***** Extracted data *****

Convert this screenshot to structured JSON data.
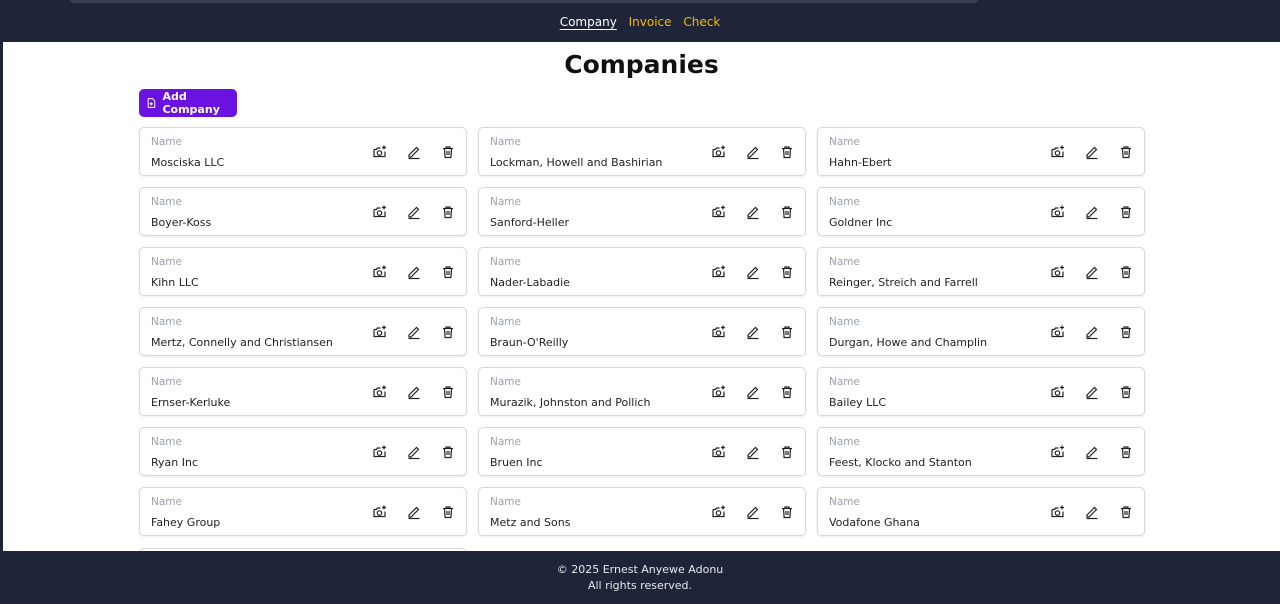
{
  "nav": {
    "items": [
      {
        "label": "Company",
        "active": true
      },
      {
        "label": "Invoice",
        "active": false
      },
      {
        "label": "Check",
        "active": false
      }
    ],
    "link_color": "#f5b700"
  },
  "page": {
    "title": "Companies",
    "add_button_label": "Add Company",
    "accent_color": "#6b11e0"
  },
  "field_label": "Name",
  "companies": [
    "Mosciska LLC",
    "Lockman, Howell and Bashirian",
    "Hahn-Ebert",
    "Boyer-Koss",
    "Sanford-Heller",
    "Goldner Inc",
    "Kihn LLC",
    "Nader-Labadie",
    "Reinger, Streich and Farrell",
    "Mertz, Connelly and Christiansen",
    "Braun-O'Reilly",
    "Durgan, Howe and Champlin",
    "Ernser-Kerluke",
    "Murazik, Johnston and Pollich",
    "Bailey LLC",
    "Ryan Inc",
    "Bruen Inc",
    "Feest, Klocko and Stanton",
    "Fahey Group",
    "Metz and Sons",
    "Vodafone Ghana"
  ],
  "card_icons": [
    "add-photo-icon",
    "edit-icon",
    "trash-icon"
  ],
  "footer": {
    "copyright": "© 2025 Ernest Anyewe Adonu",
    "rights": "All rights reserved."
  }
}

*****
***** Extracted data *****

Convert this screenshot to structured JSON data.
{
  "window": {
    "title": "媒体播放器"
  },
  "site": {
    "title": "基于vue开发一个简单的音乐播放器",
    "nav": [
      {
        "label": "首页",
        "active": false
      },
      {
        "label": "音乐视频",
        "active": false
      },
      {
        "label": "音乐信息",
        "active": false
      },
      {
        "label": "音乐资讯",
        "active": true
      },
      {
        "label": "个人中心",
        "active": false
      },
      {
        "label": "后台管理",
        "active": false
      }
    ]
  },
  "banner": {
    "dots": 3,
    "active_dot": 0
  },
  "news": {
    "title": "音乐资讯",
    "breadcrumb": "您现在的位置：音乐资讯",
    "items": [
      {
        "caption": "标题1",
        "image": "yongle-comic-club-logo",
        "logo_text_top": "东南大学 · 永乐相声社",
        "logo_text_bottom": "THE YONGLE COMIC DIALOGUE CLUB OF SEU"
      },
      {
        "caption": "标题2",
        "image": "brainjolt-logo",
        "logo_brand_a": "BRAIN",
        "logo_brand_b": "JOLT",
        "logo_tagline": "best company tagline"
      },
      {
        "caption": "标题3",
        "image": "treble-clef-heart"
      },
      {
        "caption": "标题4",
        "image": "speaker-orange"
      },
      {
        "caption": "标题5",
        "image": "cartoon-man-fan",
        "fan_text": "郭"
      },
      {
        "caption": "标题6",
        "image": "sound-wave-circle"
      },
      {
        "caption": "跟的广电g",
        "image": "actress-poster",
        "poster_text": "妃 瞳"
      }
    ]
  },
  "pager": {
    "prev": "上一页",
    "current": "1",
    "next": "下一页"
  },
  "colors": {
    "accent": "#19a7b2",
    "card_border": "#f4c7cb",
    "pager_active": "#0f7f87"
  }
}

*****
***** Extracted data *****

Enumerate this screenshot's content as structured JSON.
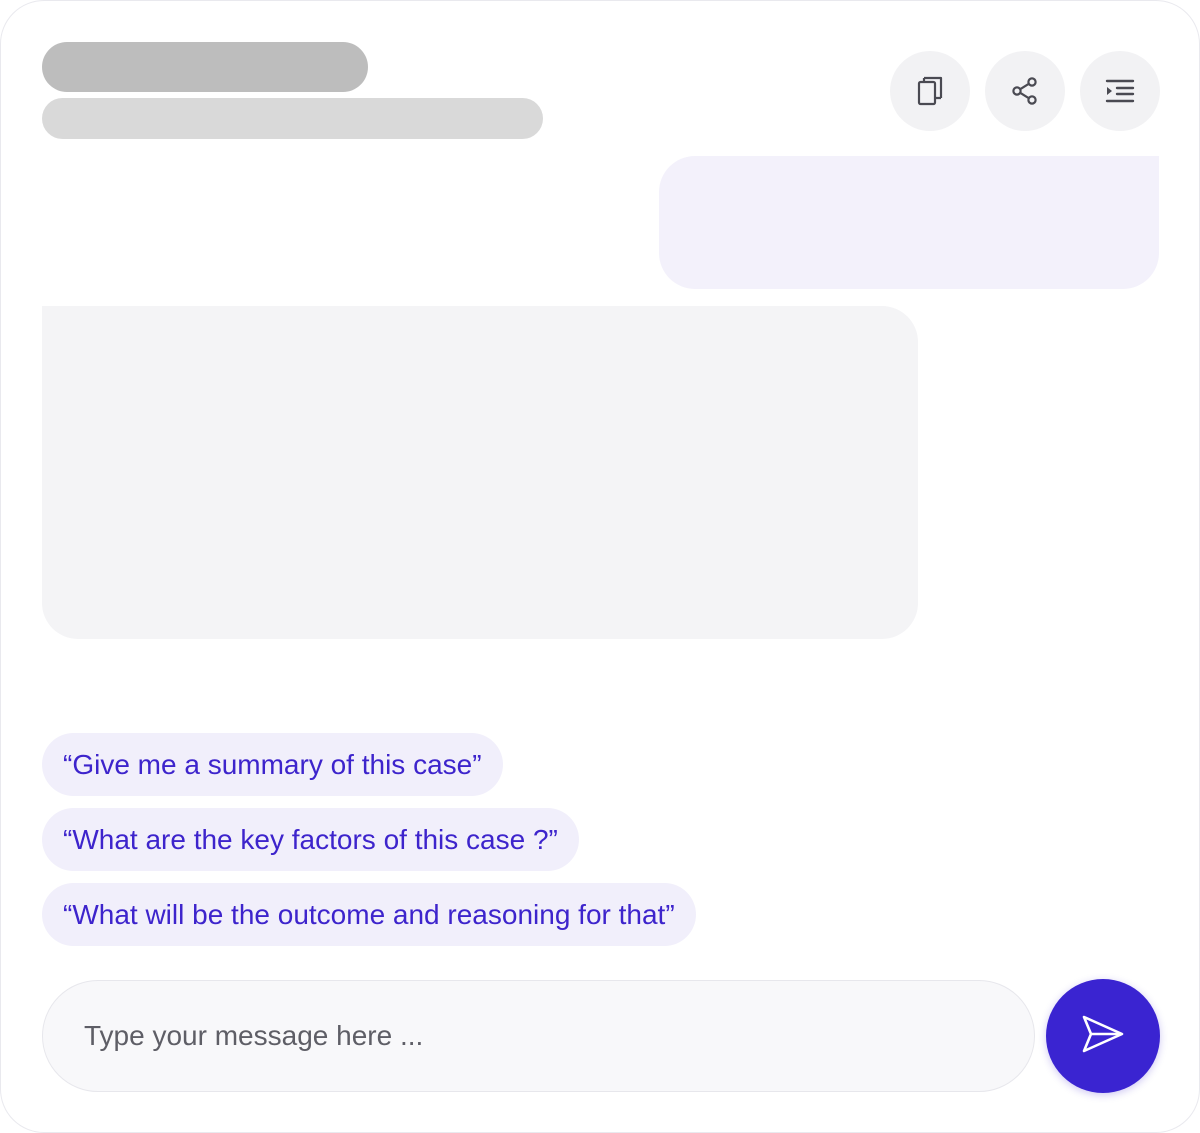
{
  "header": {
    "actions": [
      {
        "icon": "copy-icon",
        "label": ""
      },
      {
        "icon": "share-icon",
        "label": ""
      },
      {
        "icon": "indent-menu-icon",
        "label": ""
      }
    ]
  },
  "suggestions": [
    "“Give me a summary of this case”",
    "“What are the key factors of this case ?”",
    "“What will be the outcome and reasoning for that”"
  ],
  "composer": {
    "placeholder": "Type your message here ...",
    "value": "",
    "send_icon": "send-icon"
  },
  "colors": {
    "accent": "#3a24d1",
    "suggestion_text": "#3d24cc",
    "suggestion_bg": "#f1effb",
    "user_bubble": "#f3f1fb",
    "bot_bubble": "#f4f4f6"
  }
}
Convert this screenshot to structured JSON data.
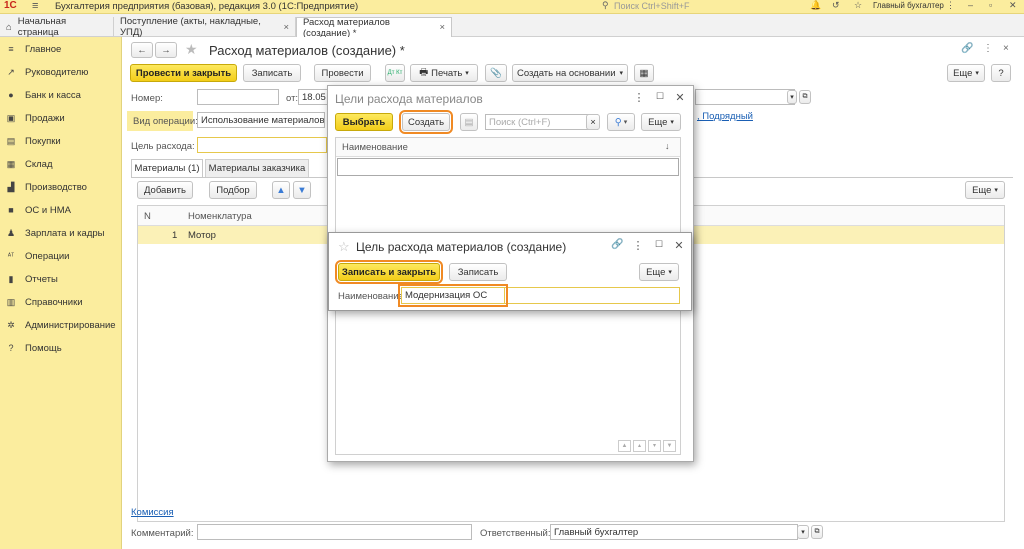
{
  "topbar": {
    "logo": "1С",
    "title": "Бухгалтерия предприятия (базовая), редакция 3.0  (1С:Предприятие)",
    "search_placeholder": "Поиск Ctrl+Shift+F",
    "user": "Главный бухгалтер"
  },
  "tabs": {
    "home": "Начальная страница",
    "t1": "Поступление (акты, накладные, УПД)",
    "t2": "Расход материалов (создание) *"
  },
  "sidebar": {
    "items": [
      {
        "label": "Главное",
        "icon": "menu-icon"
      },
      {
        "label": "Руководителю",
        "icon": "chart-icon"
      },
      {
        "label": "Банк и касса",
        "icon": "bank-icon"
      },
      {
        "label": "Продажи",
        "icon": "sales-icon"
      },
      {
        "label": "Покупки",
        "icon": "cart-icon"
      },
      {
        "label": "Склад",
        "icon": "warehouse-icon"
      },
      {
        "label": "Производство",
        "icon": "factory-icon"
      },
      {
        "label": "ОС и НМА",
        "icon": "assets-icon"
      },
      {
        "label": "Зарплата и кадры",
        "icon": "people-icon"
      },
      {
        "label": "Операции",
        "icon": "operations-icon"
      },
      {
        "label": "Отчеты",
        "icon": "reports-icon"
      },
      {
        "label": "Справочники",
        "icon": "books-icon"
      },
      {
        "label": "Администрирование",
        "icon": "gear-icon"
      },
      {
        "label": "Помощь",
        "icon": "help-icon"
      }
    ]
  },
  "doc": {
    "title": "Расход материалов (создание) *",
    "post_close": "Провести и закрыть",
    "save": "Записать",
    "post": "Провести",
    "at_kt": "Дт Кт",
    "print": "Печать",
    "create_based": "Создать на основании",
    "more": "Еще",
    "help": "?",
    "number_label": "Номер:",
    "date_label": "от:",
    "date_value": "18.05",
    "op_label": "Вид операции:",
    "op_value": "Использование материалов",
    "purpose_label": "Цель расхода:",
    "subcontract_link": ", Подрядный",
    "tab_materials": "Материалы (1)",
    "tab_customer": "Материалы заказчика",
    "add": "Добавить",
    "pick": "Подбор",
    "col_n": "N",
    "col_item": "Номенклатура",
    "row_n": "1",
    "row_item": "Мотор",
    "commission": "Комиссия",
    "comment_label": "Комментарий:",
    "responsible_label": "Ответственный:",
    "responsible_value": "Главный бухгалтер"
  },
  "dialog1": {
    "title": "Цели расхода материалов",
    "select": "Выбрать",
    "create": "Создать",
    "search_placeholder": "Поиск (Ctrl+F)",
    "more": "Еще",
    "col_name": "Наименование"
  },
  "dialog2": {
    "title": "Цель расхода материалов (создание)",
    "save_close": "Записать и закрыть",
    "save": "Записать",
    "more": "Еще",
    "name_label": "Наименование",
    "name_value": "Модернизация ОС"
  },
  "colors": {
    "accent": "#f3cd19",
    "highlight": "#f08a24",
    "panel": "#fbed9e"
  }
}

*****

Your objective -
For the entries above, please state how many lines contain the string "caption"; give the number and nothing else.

Exercise result -
7